Nowhere in the patent application is there any proprietary claim on Kothala Himbutu or any ingredient derived from it or from the other plants, algae and yeast. The article further goes on to claim that: Kothala Himbutu is a variety only found in Sri Lanka, it has been illegally exported, and that Fujifilm has procured 8 patents related to the genus Salacia. These are all erroneous claims. Firstly, Kothala Himbutu (Salacia reticulata) is also found in India and secondly a simple Internet search showed that there are close to 22 Indian suppliers who export Kothala Himbutu worldwide.

This is considering there were only one supplier in Japan and one supplier in Sri Lanka. The 8 patents Fujifilm Corporation has supposedly filed for Salacia are for 8 methods of preparing emulsions using their methods and nowhere do they claim in those preparation processes that Salacia is an ingredient and they are patenting it, unless of course, there is another patent application not in the public domain that does so. Also if we are to go by or believe what the article is claiming then it is not only ingredients from Kothala Himbutu that we are been deprived from using but ingredients derived from over 160 species of commonly used plants, algae and yeast! This is much greater cause for concern.

Bio-piracy is a threat we should be aware of and have measures in place to combat. Making false allegations and crying ‘wolf” for no reason is another issue. The more important lesson that can be learned from this issue is that other countries are investing heavily on research using natural ingredients and why we are not? A search in the Internet will show that there are many patents existing using compounds derived from various plant varieties of the genus Salacia alone. If we are smart then we should try to emulate these efforts since very little similar research is been conducted by Sri Lankan scientists or scientific institutions on our natural resources.

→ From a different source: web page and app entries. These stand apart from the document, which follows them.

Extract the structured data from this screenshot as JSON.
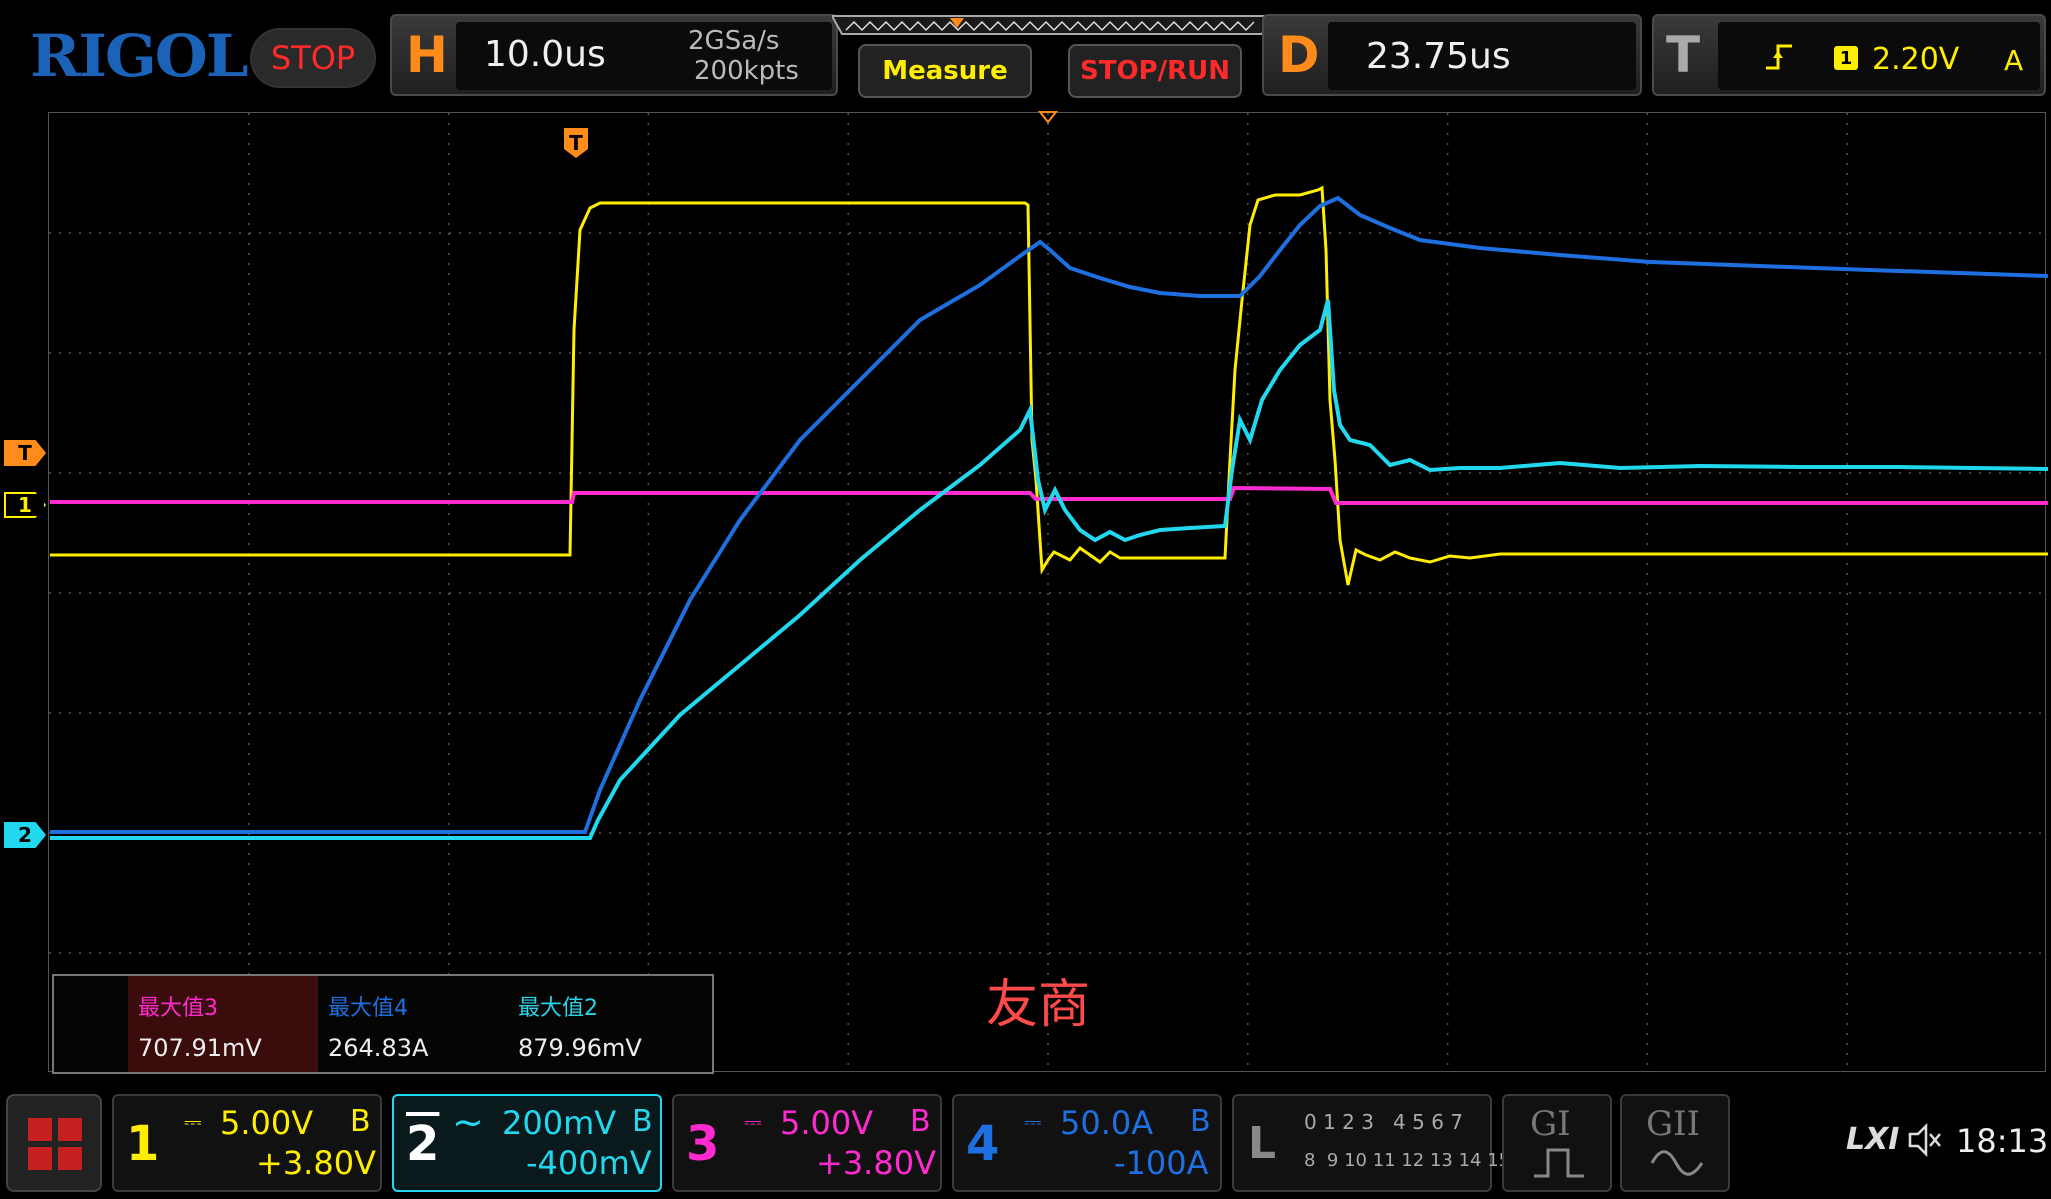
{
  "brand": "RIGOL",
  "status": "STOP",
  "horizontal": {
    "letter": "H",
    "timebase": "10.0us",
    "sample_rate": "2GSa/s",
    "memory_depth": "200kpts"
  },
  "buttons": {
    "measure": "Measure",
    "stop_run": "STOP/RUN"
  },
  "delay": {
    "letter": "D",
    "value": "23.75us"
  },
  "trigger": {
    "letter": "T",
    "source": "1",
    "level": "2.20V",
    "mode": "A"
  },
  "markers": {
    "trigger_pos": "T",
    "trigger_level": "T",
    "ch1": "1",
    "ch2": "2"
  },
  "measurements": [
    {
      "label": "最大值3",
      "value": "707.91mV",
      "color": "#ff2bd0"
    },
    {
      "label": "最大值4",
      "value": "264.83A",
      "color": "#1e6fe0"
    },
    {
      "label": "最大值2",
      "value": "879.96mV",
      "color": "#2ad4e8"
    }
  ],
  "annotation": "友商",
  "channels": [
    {
      "num": "1",
      "scale": "5.00V",
      "offset": "+3.80V",
      "bw": "B",
      "color": "#ffee00",
      "coupling_icon": "dc-icon"
    },
    {
      "num": "2",
      "scale": "200mV",
      "offset": "-400mV",
      "bw": "B",
      "color": "#22d8ef",
      "coupling_icon": "ac-icon"
    },
    {
      "num": "3",
      "scale": "5.00V",
      "offset": "+3.80V",
      "bw": "B",
      "color": "#ff2bd0",
      "coupling_icon": "dc-icon"
    },
    {
      "num": "4",
      "scale": "50.0A",
      "offset": "-100A",
      "bw": "B",
      "color": "#1e6fe0",
      "coupling_icon": "dc-icon"
    }
  ],
  "logic": {
    "letter": "L",
    "row1": "0 1 2 3   4 5 6 7",
    "row2": "8  9 10 11 12 13 14 15"
  },
  "generators": {
    "g1": "GI",
    "g2": "GII"
  },
  "system": {
    "lxi": "LXI",
    "time": "18:13"
  }
}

The biggest question again is why? Sri Lanka has scientists and science practitioners in its scientific community who have brought incredible credit to the country and have earned the respect and commendations of the international community and continue to do so. The reality is they face many challenges when it comes to conducting research either in the laboratory or in the field in Sri Lanka. The biggest challenge is the incredible stubbornness and obstinacy in many government institutions to support and encourage research and the lack of government and institutional support to conduct research.

In fact, there are Research Committees established in some government institutions whose only function it seems is to refuse permission for proposals that are submitted to do research! Pedantic and archaic legislature does not help matters either. While it is important to establish a national task force to address the issues of bio-piracy, indigenous biodiversity and knowledge it is as equally or more important to address the issues such as why there is no similar research been conducted in Sri Lanka and why there is so little government and institutional support to conduct basic and specific scientific research in the country?

Addressing these issues is what is important and also that ensures that we are focusing on the real issues and concerns and not getting carried away on non issues due to the lack of science literacy in self-appointed environmental gurus and prophets. Ironically it is these same self-appointed environmental gurus and prophets who are the naysayers when it comes to scientific research―since though they have no scientific qualifications they have wormed themselves into positions where they have become an impediment and obstruction to scientific research and development in the country.